A judge rejected yesterday Republican Ellen R. Sauerbrey's challenge to the gubernatorial election, saying the procedural problems she uncovered in Baltimore were too minor to justify throwing out the results.
Anne Arundel County Circuit Judge Raymond G. Thieme Jr., who noted that he voted for Mrs. Sauerbrey, said her case was flawed by faulty data and unsupported conclusions.
"There is simply no evidence of any systematic omissions or a pattern of misconduct throughout the state," the judge said in an eight-page decision he read from the bench. "Petitioners have simply failed to meet their burden of proof."
Mrs. Sauerbrey immediately filed an appeal with the Maryland Court of Appeals. Arguments are scheduled for Monday afternoon.
One of her lawyers said a second legal challenge in U.S. District Court in Baltimore is likely. The Sauerbrey camp is also considering asking a court to postpone Wednesday's scheduled inauguration of Gov.-elect Parris N. Glendening, a Sauerbrey lawyer said.
"This is the end of Round One," Mrs. Sauerbrey said after the ruling. "I believe today as strongly as I did a month ago that there were serious problems with this election."
Standing on the State House steps, where he is to give his inaugural address Wednesday, Mr. Glendening applauded the judge's ruling and said he had "absolutely never" doubted the outcome of her challenge.

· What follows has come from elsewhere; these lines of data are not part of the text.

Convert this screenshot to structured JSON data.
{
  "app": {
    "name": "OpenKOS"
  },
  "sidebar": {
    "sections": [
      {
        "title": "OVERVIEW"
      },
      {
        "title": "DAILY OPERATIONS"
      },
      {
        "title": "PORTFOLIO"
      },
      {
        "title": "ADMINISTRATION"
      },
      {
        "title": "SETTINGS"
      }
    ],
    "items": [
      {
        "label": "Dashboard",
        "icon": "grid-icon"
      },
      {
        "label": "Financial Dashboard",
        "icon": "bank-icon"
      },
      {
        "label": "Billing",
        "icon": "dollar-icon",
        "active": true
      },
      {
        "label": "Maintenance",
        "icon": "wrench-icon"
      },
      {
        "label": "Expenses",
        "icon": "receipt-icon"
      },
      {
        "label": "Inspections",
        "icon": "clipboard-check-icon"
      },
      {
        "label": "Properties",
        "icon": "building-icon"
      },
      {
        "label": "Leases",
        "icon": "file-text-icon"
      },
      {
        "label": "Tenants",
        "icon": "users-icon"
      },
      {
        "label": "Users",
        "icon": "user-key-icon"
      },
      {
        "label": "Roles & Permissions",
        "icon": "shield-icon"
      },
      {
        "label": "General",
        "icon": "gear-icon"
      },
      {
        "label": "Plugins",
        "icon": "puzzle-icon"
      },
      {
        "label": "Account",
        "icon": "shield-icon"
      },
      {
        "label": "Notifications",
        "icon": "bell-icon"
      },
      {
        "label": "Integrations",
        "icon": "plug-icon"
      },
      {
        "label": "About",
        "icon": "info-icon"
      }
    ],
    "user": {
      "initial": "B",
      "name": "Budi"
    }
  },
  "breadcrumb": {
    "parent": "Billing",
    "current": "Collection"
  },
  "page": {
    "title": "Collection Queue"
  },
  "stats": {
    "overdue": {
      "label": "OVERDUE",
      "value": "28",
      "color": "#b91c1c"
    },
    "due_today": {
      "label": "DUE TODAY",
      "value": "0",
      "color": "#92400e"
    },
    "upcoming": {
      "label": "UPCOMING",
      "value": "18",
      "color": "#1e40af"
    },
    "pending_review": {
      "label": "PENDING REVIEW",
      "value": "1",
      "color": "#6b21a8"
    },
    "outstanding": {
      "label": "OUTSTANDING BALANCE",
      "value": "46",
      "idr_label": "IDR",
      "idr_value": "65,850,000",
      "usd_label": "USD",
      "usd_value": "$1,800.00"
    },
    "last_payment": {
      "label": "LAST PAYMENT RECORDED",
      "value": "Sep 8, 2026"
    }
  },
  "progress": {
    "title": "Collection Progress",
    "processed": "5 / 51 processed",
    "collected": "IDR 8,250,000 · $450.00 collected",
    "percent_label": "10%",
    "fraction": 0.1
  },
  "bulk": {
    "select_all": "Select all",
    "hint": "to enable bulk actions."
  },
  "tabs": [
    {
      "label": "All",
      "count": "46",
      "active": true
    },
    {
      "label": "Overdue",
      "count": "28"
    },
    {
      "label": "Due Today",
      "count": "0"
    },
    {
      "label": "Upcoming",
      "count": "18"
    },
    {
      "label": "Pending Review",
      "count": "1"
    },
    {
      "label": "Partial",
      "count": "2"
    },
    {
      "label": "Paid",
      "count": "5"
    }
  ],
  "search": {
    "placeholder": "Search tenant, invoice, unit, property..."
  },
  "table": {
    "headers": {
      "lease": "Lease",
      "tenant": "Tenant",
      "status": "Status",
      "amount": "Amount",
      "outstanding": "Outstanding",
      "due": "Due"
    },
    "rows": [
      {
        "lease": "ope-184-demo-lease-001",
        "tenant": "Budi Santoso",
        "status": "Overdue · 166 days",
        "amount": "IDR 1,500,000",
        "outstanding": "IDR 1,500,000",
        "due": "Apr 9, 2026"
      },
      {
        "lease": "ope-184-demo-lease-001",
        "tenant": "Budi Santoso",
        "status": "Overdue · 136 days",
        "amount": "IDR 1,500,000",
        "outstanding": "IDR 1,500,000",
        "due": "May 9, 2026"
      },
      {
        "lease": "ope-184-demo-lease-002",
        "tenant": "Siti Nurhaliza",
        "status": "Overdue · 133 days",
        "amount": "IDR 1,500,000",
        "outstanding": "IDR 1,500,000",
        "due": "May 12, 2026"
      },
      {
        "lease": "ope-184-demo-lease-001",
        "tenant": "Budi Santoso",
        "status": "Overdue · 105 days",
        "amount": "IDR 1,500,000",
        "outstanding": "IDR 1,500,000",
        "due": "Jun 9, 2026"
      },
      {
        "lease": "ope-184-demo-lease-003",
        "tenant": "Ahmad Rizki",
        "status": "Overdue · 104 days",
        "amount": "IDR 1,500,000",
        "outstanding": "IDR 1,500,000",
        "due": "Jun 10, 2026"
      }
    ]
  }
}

"I thought the case was ludicrous or ridiculous at best and had no credibility," the governor-elect said. "People have to know that in an election, as in a good basketball game, there's a winner and a loser, and you have to accept the outcome."
"I do think it is unfortunate that it does go to a subsequent appeal," he said "In fact, this has been an embarrassment to the state, an affront to the voters and an extraordinary waste of money."
Mrs. Sauerbrey, who lost to Mr. Glendening by 5,993 votes out of 1.4 million cast, filed suit Dec. 27 alleging that irregularities and fraud had cost her the election.
Judge Thieme said Mrs. Sauerbrey had challenged 3,664 votes, a fraction of the 47,000 questioned in her original lawsuit.
More than 1,800 of the challenged votes were cast by people who technically should have been purged from Baltimore voter rolls because they had not voted in five years.
Judge Thieme pointed to an appellate court ruling that such voters cannot be challenged after the election. "The right to vote is too precious for the court to take that right away under these circumstances," he said.
The judge concluded that Baltimore elections administrator Barbara Jackson had made mistakes -- such as not purging some voters from the rolls -- that warranted further review.
But he added, "To this court, she is a dedicated and conscientious government employee who made a mistake. I think she has done, and will continue to do, yeoman work under what seem to be extremely difficult circumstances."
Judge Thieme saved his harshest words for Arnold B. Urken, a New Jersey political science professor brought in as an expert by Mrs. Sauerbrey's legal team.
His conclusions were based on flawed data and his testimony "is simply not believable," the judge said.
Departing momentarily from his written ruling, Judge Thieme said: "It's been some time since I heard testimony that was so . . . let's leave it at that," prompting laughter throughout the packed second-floor courtroom.
Dr. Urken's testimony included a claim that the Baltimore vote count appeared to be off by 1 million ballots, a conclusion he drew based on information provided by the Sauerbrey camp. The official count showed about 151,000 Baltimore voters, and the city has fewer than 1 million residents.
Surrounded by reporters and dozens of supporters outside the red-brick courthouse, Mrs. Sauerbrey vowed to push on.
Despite news reports questioning many of her claims, Mrs. Sauerbrey continued to insist that she had turned up hard evidence of voting fraud, including ballots supposedly cast in the names of the dead or people who were behind bars on Election Day.
And she said that her case was crippled by adverse rulings from the judge during the trial and by resistance from government officials to provide documents she needed.
"The only evidence the judge used to render his decision was that which made it through the very narrow eye of the needle," she said. "When I decided to fight City Hall, I didn't think I'd have to do so with both hands tied behind my back."
In his ruling, Judge Thieme responded to such criticisms, which were sounded repeatedly during the five-day trial by Mrs. Sauerbrey and her supporters.
"This court is not some Byzantine bazaar where we allow anyone to come in at any time and say whatever they want," the judge said.
He said he imposed a tight deadline on the trial to accommodate the wishes of both sides to have the matter decided before the scheduled inaugural.
The judge theorized that no matter what he ruled, the public had already decided whether the Nov. 8 gubernatorial election was fair.